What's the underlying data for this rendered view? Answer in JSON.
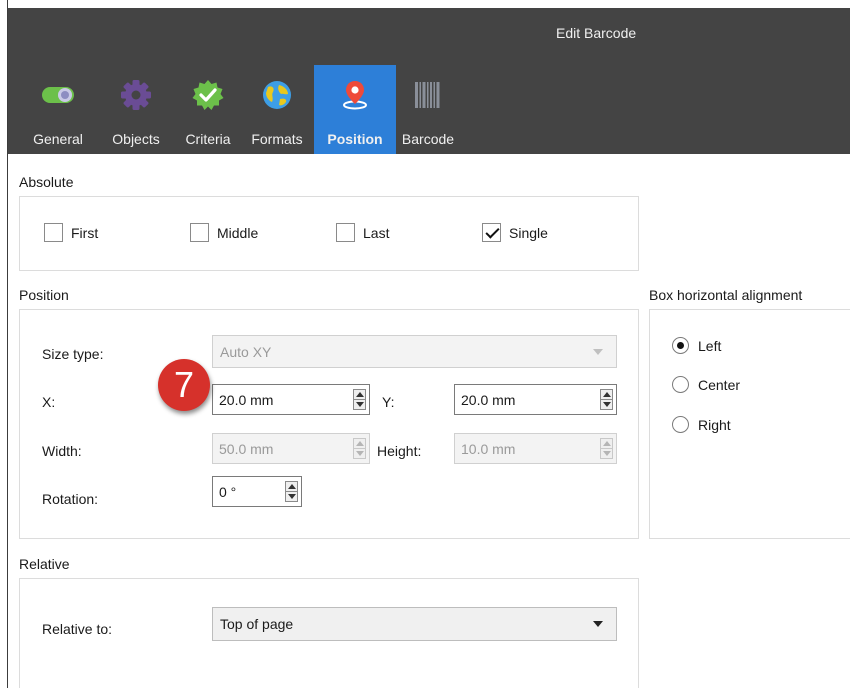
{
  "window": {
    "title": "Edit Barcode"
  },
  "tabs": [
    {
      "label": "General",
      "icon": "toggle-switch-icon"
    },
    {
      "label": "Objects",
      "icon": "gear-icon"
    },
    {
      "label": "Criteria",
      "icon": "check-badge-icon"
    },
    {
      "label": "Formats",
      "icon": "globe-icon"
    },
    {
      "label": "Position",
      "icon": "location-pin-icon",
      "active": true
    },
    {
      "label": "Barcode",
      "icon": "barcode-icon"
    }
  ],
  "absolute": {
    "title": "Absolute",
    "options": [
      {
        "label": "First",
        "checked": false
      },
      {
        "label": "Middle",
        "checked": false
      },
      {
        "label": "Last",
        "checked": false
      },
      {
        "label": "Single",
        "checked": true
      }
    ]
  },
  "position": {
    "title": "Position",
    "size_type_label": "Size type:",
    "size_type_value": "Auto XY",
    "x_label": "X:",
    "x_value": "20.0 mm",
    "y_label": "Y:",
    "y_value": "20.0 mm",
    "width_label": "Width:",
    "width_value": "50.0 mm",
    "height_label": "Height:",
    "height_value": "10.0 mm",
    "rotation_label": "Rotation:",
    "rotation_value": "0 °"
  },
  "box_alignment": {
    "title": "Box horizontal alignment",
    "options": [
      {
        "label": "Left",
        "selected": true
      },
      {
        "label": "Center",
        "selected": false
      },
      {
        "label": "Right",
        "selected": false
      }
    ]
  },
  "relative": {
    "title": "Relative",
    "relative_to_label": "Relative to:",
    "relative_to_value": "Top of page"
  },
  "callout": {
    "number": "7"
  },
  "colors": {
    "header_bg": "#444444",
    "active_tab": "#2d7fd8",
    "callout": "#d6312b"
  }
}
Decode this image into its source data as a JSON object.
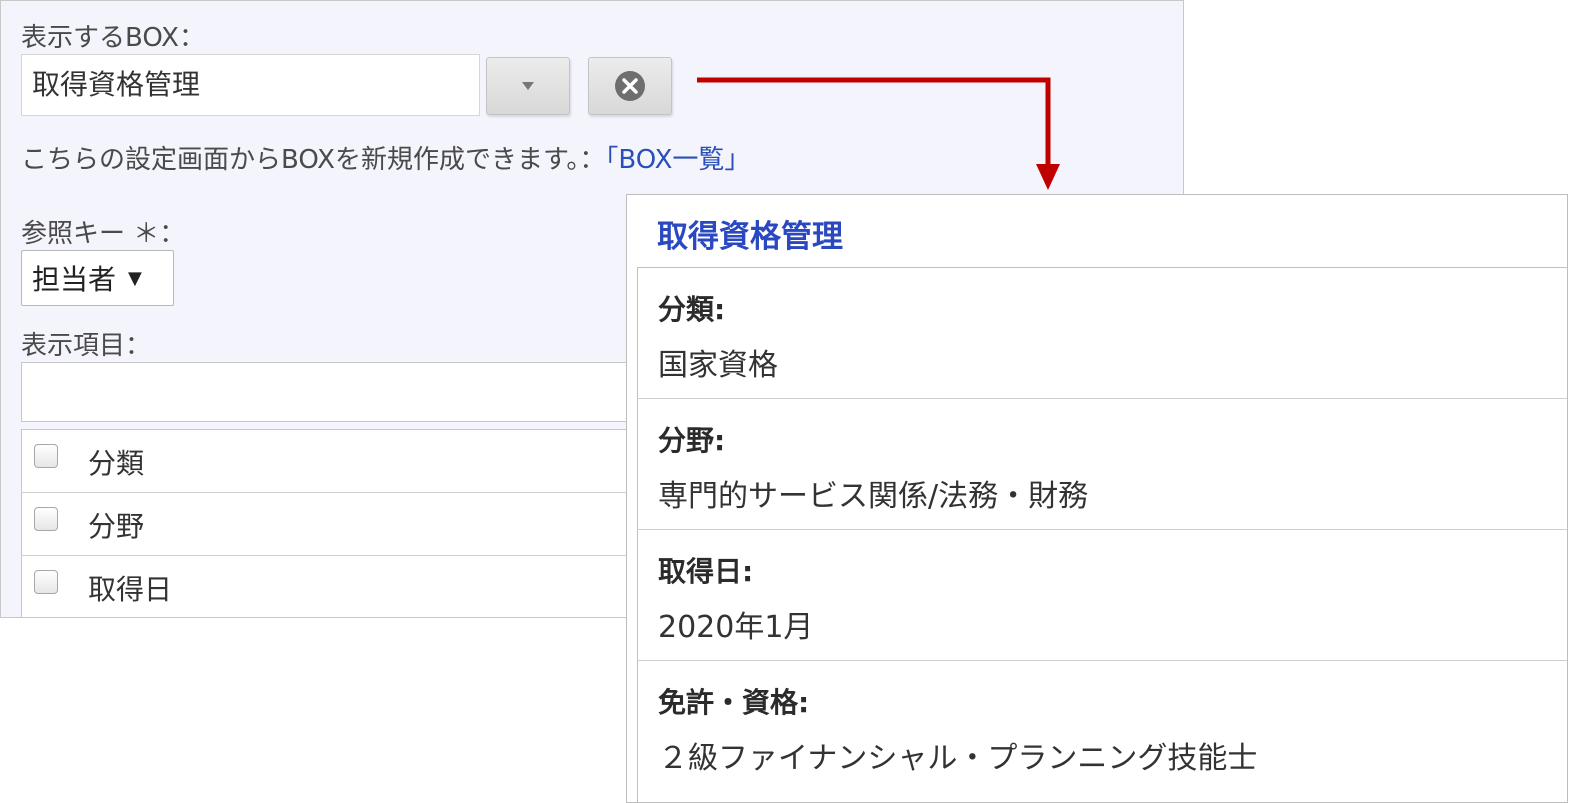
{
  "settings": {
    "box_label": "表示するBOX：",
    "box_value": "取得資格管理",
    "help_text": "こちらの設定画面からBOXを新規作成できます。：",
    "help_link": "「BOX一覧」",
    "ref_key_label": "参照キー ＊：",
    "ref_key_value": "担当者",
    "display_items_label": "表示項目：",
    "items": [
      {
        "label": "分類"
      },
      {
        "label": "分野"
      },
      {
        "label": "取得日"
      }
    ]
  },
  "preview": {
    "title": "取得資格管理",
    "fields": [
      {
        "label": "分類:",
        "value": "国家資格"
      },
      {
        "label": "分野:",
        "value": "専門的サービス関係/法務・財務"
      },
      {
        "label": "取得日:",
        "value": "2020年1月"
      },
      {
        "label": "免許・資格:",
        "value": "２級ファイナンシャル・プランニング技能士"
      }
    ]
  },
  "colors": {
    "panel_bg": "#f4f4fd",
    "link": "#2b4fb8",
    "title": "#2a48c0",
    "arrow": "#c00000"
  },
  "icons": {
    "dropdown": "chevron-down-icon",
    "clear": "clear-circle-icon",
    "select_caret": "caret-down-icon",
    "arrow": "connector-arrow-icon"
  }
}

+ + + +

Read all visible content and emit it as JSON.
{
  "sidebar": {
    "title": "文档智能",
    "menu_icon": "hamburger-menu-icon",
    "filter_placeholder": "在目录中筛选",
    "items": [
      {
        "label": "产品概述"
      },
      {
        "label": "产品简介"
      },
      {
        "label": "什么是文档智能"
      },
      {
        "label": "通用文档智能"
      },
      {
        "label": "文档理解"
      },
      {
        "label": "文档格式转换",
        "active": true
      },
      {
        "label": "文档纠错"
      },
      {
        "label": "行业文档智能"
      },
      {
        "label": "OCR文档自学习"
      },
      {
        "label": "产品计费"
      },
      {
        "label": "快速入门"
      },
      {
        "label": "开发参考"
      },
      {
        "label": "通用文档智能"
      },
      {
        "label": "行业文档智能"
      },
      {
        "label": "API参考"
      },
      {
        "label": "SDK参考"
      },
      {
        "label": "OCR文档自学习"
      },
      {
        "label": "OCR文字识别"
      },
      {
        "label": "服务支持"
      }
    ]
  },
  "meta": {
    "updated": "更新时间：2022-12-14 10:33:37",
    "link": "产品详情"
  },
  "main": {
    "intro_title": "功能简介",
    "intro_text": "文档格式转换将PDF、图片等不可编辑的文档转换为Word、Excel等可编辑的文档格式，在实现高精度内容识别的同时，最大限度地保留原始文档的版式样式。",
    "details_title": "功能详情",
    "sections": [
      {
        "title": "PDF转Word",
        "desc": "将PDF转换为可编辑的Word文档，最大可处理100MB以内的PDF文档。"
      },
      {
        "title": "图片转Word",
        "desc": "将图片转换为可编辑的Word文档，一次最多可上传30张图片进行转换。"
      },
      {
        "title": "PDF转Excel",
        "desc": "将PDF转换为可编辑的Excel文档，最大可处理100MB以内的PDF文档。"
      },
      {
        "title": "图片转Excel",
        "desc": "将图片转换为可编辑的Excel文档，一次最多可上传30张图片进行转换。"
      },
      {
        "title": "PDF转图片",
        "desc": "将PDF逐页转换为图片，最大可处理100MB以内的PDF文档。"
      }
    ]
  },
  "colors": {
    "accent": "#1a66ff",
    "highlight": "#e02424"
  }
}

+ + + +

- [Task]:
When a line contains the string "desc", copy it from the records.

- [Result for this exercise]:
        "desc": "将PDF转换为可编辑的Word文档，最大可处理100MB以内的PDF文档。"
        "desc": "将图片转换为可编辑的Word文档，一次最多可上传30张图片进行转换。"
        "desc": "将PDF转换为可编辑的Excel文档，最大可处理100MB以内的PDF文档。"
        "desc": "将图片转换为可编辑的Excel文档，一次最多可上传30张图片进行转换。"
        "desc": "将PDF逐页转换为图片，最大可处理100MB以内的PDF文档。"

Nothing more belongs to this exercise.